McGriff played in a combined 3,048 Major League regular season, post-season, and minor league games. If each game lasted around three hours, then McGriff spent at least 9,144 hours on a baseball field. That does not include All Star appearances, spring training, traveling, conditioning, or just generally hanging out at the ball field. It does not include high school or little league time either. 9,144 hours is a lot of time. There are only 8,760 hours in a year. Fred McGriff has spent more than a year of his life on various diamonds across North America.

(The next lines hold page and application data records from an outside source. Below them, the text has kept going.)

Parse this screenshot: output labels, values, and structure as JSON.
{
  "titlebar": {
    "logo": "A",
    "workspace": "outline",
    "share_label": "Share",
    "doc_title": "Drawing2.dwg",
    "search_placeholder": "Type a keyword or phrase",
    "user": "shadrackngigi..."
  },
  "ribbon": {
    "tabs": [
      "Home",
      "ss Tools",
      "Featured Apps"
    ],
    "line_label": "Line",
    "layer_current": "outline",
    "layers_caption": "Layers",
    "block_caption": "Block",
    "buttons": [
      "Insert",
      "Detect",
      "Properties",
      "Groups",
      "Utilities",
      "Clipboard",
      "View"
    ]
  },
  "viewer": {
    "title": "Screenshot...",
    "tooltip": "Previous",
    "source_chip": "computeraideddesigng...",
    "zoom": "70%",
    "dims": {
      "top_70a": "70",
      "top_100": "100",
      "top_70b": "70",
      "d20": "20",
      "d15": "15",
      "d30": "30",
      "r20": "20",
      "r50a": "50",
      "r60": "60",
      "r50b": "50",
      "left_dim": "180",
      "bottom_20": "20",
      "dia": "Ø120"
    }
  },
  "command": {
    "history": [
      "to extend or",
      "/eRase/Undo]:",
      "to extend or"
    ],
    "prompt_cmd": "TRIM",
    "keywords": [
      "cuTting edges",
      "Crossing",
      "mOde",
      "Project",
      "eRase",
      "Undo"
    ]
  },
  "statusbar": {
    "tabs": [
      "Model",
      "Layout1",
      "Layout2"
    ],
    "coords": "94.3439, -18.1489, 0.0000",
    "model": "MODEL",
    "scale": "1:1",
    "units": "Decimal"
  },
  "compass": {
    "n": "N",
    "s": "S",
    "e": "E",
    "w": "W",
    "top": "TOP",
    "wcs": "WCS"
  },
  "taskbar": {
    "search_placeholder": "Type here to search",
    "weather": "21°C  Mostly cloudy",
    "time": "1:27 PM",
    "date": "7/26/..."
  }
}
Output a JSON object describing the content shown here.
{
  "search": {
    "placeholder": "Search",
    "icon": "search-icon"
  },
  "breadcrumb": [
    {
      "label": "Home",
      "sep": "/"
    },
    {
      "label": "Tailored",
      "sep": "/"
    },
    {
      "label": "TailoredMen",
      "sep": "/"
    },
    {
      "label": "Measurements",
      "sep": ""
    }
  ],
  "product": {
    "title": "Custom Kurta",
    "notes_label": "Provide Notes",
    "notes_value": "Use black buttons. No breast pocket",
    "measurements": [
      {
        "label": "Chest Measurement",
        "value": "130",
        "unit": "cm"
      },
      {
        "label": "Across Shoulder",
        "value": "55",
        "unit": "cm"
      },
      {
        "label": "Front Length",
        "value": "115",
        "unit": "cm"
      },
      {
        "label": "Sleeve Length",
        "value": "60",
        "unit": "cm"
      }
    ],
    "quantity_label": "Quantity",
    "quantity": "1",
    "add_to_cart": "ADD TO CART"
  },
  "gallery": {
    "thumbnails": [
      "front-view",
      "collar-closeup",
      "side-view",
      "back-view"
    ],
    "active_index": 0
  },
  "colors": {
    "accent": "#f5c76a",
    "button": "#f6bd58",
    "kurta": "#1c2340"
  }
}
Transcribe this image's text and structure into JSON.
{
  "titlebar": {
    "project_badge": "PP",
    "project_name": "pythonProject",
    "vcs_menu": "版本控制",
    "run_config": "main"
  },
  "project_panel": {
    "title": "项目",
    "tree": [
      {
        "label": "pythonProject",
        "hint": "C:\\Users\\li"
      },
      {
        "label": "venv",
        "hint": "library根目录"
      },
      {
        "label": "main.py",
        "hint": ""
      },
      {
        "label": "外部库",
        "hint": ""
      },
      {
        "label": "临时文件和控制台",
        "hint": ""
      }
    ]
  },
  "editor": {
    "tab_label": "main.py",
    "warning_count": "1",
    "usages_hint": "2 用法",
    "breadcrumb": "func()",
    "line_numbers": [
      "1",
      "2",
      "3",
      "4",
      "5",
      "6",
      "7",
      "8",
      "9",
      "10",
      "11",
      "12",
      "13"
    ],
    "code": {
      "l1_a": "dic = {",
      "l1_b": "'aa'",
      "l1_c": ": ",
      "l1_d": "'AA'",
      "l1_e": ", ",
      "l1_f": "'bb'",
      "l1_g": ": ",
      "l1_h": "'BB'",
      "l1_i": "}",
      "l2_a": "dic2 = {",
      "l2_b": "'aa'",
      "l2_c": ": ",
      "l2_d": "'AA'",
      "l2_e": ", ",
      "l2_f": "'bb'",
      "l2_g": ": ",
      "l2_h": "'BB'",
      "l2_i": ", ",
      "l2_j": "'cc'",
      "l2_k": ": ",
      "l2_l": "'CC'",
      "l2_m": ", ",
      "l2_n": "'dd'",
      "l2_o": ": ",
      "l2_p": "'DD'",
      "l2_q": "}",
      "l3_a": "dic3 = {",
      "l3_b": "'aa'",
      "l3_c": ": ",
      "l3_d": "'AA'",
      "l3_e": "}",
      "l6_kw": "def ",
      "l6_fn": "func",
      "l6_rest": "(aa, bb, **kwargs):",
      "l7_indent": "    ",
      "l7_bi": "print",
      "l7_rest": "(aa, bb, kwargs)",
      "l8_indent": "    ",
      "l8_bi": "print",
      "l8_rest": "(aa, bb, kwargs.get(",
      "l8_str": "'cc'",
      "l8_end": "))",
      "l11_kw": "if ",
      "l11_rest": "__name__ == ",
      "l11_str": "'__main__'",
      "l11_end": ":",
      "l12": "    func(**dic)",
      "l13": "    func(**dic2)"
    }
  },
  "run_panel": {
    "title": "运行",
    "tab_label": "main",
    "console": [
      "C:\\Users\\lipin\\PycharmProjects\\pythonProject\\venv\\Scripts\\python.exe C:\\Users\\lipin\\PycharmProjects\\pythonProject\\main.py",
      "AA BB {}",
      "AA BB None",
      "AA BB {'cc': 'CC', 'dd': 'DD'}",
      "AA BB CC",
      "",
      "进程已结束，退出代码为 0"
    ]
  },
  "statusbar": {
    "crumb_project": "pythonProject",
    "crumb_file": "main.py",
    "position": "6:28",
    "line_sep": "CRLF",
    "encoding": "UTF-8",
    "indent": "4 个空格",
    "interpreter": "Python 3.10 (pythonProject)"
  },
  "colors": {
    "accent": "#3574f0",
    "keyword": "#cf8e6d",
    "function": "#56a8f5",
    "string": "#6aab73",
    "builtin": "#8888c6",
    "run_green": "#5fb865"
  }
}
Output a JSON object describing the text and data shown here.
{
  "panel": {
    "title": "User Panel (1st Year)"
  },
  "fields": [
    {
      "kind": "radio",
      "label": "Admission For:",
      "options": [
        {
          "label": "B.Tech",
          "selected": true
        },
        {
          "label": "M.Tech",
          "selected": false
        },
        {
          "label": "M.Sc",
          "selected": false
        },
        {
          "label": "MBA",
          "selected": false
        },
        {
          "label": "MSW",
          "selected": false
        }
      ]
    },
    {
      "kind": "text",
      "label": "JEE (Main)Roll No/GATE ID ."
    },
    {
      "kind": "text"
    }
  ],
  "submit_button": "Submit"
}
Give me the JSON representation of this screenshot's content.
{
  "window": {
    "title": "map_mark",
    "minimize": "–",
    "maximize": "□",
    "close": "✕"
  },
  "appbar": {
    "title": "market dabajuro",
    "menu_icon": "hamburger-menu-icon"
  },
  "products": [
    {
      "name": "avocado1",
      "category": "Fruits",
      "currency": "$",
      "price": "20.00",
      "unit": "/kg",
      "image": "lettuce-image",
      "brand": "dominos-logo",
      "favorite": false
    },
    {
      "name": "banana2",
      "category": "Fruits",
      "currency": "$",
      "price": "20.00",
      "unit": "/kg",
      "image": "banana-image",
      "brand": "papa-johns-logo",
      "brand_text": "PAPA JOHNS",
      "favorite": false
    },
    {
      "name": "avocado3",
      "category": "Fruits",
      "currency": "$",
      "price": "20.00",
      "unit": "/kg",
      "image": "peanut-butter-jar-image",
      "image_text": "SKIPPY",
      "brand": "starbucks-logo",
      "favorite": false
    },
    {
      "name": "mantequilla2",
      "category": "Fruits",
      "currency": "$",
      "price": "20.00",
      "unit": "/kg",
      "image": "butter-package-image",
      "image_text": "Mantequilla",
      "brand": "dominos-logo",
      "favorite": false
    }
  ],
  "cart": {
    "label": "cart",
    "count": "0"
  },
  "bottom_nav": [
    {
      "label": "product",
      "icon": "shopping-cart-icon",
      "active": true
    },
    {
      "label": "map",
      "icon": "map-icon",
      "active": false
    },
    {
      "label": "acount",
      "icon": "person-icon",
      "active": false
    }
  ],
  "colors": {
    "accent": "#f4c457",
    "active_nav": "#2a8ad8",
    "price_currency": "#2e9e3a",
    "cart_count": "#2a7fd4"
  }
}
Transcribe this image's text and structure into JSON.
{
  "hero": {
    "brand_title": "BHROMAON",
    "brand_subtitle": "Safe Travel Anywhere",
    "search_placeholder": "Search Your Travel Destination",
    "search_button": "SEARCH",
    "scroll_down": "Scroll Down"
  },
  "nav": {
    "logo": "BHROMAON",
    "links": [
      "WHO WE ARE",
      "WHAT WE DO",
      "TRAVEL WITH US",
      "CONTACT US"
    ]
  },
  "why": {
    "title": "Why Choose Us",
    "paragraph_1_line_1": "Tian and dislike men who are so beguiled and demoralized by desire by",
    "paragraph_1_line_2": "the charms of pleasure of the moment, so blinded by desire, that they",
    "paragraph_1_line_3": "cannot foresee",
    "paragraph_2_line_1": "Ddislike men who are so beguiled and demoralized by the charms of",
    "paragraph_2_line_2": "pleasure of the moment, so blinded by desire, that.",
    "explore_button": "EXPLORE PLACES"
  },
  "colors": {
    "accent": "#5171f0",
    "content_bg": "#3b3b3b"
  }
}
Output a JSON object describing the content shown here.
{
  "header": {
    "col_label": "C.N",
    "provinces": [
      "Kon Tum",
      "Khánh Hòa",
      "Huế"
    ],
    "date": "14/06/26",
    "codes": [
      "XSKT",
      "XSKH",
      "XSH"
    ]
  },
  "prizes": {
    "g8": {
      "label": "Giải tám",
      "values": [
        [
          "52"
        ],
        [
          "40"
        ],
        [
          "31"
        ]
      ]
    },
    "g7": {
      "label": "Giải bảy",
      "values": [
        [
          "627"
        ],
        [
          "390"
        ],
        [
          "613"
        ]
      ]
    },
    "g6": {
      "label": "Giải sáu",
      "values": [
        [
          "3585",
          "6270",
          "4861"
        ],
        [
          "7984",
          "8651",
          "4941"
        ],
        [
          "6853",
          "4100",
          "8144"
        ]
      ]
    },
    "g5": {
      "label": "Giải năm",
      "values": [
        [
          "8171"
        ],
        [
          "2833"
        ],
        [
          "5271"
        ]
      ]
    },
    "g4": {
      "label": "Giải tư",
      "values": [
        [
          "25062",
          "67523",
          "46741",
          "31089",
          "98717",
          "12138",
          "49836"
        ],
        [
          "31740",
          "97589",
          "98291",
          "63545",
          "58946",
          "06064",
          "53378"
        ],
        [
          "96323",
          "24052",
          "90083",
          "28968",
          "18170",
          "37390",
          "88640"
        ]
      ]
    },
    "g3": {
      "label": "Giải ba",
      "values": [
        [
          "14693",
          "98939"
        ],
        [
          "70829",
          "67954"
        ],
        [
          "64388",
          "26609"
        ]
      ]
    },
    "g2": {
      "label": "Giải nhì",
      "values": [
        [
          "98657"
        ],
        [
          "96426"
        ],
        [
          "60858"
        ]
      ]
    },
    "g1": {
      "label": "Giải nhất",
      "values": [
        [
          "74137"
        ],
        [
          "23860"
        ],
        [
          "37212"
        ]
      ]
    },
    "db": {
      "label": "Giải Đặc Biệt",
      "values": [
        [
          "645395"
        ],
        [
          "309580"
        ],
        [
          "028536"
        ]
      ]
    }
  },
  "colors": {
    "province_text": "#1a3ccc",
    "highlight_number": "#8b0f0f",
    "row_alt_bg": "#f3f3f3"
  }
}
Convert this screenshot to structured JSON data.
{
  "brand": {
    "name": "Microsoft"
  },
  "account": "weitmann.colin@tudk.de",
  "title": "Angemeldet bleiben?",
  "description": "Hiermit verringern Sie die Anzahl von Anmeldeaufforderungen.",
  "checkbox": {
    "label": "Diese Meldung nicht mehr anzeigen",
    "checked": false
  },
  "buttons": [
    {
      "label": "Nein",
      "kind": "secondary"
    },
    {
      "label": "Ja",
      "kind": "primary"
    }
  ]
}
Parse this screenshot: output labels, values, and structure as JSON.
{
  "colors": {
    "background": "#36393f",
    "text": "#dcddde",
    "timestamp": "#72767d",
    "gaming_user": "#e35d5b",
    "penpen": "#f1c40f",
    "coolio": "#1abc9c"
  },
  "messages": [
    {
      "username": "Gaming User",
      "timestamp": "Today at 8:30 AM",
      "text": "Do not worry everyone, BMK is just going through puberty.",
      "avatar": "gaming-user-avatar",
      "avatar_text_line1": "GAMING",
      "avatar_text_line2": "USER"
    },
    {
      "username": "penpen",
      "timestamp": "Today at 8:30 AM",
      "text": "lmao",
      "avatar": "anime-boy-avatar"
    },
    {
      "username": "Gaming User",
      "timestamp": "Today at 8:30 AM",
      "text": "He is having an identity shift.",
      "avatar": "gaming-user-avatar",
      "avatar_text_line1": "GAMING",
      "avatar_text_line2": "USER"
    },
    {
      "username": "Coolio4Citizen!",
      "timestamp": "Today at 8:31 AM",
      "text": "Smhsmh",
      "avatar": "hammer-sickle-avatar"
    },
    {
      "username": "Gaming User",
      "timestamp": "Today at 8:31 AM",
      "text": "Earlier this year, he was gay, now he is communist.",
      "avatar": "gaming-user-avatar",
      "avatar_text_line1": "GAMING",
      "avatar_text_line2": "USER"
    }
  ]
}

No sane individual commits that much of his time towards anything, be it hobby or spouse or even self, unless it's a necessity. Either for money or soul, McGriff needed baseball. He still needs baseball. Old DRB columnist and McGriff co-host Matt Sammon has told me in the past that many voters have assured McGriff that he will one day grace the Halls. Those folks will one day write up McGriff as the clean slugger; the white knight amongst tainted pawns, fraudulent kings, and chemistry major queens. Truth be told, that's like labeling him the dumbest kid in the class. Right or wrong, whether McGriff enhanced or not does nothing for me.
Popular to contrary belief, numbers do not and have never driven my passion for baseball. I was a fan before I read Nate Silver or Jonah Keri, before I bought The Book or made my first WAR spreadsheet, I was a fan in part because of players like Fred McGriff. The Hall of Fame isn't a good measure of performance or talent. In 150 years though, I won't be here (and neither will anyone else who saw McGriff play) to tell folklore about McGriff's swing. But that silly old plaque will. As will part of my baseball fandom.
I'll admit this is an odd situation. I'm someone who prides himself in mostly objective analysis. To wish for someone's entry based mostly on subjective reasoning is probably going to have me labeled a hypocrite or something equally negative. At the same time I didn't even vote McGriff on the SBN HOF ballot because I thought we were trying to produce a true barometer of performance. I guess my only defense is that McGriff is the first player with the potential to get into the Hall who did more than simply suit up as a Ray. The very first player. Don't we all want that first time feeling to come sooner than later?
Fun fact: McGriff finished shy of 500 homers but his HR/AB is higher than five members of the 500 HR club: Eddie Murray, Mel Ott, Rafael Palmeiro, Ernie Banks, and Gary Sheffield. Seven home runs over the course of a career being the difference between HOF and no HOF is silly.